This is an old revision of the document! Recurrent Reinforcement Learning: A Hybrid Approach

Successful applications of reinforcement learning in real-world problems often require dealing with partially observable states. It is in general very challenging to construct and infer hidden states as they often depend on the agent's entire interaction history and may require substantial domain knowledge. In this work, we investigate a deep-learning approach to learning the representation of states in partially observable tasks, with minimal prior knowledge of the domain. In particular, we propose a new family of hybrid models that combines the strength of both supervised learning (SL) and reinforcement learning (RL), trained in a joint fashion: The SL component can be a recurrent neural networks (RNN) or its long short-term memory (LSTM) version, which is equipped with the desired property of being able to capture long-term dependency on history, thus providing an effective way of learning the representation of hidden states. The RL component is a deep Q-network (DQN) that learns to optimize the control for maximizing long-term rewards. Extensive experiments in a direct mailing campaign problem demonstrate the effectiveness and advantages of the proposed approach, which performs the best among a set of previous state-of-the-art methods. TEMPORAL DIFFERENCE MODELS: MODEL-FREE DEEP RL FOR MODEL-BASED CONTROL

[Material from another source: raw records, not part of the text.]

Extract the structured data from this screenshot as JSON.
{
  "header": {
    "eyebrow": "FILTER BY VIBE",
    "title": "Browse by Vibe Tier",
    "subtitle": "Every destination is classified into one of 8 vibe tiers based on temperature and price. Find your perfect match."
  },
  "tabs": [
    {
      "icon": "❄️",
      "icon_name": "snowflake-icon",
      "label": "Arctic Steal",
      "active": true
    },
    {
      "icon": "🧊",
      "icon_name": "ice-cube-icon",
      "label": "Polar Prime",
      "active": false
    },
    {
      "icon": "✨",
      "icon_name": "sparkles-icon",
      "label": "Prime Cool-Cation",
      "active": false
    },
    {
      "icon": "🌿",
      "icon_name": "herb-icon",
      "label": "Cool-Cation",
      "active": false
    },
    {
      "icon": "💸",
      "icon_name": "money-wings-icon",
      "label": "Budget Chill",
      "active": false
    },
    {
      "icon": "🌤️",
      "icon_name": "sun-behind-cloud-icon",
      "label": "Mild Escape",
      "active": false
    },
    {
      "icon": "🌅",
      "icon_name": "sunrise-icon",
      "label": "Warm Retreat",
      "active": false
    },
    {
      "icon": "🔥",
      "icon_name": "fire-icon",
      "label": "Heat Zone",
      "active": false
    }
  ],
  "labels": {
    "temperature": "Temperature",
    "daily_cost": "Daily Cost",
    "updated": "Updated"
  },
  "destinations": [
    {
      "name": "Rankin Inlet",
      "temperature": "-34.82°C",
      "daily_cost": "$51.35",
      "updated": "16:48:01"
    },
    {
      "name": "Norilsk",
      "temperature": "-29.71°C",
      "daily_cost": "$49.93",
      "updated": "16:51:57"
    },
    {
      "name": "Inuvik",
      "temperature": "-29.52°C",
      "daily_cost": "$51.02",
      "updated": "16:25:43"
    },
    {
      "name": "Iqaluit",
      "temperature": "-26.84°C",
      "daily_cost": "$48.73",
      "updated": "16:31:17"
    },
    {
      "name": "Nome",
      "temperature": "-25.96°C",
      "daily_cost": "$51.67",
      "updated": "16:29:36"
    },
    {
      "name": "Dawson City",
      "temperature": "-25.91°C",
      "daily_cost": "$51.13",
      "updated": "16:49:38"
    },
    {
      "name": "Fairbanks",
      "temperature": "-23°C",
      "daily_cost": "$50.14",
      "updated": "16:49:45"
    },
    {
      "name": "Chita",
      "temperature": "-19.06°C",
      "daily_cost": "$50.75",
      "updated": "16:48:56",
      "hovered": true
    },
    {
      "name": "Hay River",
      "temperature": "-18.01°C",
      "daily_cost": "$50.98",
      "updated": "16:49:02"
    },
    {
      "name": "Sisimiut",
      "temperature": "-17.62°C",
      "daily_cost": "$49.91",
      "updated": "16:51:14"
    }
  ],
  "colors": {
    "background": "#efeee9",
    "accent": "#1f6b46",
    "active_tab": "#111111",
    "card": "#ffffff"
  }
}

Our temporal difference models can be viewed both as goal-conditioned value functions and implicit dynamics models, which enables them to be trained efficiently on off-policy data while still minimizing the effects of model bias. As a result, they achieve asymptotic performance that compares favorably with model-free algorithms, but with a sample complexity that is comparable to purely model-based methods. While the experiments focus primarily on the new RL algorithm, the relationship between modelbased and model-free RL explored in this paper provides a number of avenues for future work. We demonstrated the use of TDMs with a very basic planning approach, but further exploring how TDMs can be incorporated into powerful constrained optimization methods for model-predictive control or trajectory optimization is an exciting avenue for future work. Another direction for future is to further explore how TDMs can be applied to complex state representations, such as images, where simple distance metrics may no longer be effective.